I am not at all fond of Lent. Is anyone?
February happens to be my least favorite time of year ... The weather is gray, the fun and excitement of the holidays are over, and now Lent calls us get through long, dull, indoor days without our favorite comforts like chocolate or television?
Late winter is hard enough. It might be easier to be open to sacrifice during the easy, comfortable days of summer, but I would never choose a late-winter Lent on my own.
But here’s something I have been thinking about this Ash Wednesday:
My kids hate it when I make them eat their vegetables before having dessert. They complain loudly when I force them to struggle through difficult school assignments or take a bath when there are more interesting things to do.
But I make them do difficult things because I love them and want what’s best for them. Sometimes the difficult thing is the best thing for us. Sometimes the difficult thing is best for us because it’s difficult.
Left to our own devices, we all too easily lose ourselves to the comfort of easy living and attachment to material goods. Especially those of us fortunate enough to live lives of relative indulgence with ample food, nice clothes, cars, and entertainment, stand to benefit greatly from an uncomfortable, obligatory season of sacrifice.
Mother Church knows what’s best for us—and She sees that we do it—even when we don’t want to.
During Lent, the Church nudges us toward growth through increased prayer, austerity, and sacrifice. She does this because it’s what is best for us and what will ultimately lead us to true happiness.

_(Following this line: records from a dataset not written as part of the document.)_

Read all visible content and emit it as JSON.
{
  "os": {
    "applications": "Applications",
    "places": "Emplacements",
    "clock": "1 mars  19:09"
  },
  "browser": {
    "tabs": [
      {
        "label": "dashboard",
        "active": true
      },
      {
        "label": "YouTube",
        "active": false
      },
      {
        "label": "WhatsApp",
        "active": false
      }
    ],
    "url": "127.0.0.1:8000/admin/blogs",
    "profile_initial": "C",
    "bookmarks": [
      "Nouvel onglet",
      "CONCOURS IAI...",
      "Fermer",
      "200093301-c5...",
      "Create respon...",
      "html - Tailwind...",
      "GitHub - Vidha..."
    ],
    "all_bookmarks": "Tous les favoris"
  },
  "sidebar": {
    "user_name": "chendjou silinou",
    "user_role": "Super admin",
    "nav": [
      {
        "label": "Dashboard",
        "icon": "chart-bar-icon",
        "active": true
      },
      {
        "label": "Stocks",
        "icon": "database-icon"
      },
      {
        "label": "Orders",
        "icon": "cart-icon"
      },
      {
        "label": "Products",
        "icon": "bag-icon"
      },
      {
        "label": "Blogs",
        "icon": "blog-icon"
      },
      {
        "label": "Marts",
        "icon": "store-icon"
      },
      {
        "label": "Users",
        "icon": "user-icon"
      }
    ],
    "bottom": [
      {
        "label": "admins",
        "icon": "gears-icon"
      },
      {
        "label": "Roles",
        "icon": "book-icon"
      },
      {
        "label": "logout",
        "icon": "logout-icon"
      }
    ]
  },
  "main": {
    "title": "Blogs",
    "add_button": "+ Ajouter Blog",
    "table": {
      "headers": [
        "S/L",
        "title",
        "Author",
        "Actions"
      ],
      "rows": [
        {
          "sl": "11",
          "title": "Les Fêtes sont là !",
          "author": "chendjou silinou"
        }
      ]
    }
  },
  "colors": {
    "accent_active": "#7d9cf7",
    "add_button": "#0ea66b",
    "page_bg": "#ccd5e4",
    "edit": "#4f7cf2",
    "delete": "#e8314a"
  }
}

If we never gave up the comforts we enjoy, we would never truly know the sweetness of Easter.
If you haven’t already chosen something to give up this Lent, check out Tom Hoopes’s list for inspiration.
Then, if you are still uncertain, here are 3 ways to help you determine what might be standing between you and spiritual growth this Lent:
1. Ask Yourself. If Jesus were to walk through your front door this afternoon, what would you be most embarrassed for him to catch you doing? Watching TV or wasting time? Grousing at your spouse or kids? Gossiping? Overeating? Maybe it’s time to remove or cut down on that embarrassing habit.
2. Ask Others. If you dared to ask your spouse, children, or friends what your greatest flaw is (and they dared to answer) what would they say? If you really aren’t sure, you might try asking this question in a non-threatening way: “If you could change one thing about me or our relationship, what would it be?” Listen to their answers without defensiveness.
3. Ask God. Carve 15 minutes out of your day today. Sit quietly somewhere alone, ask God to show you what he wants most from you this Lent, and then sit still and listen. Don’t pray. Don’t talk. If you feel yourself balk at a thought or idea of something to give up, force yourself to consider it completely. God nudges more often that he shouts. Listen to the nudging with an open heart and mind.
Today, the Church marks us with ashes and commands us to “turn away from sin and be faithful to the Gospel.”
However uncomfortable it might make us, we all have he same duty today and for the next 40 days: Listen to your Mother!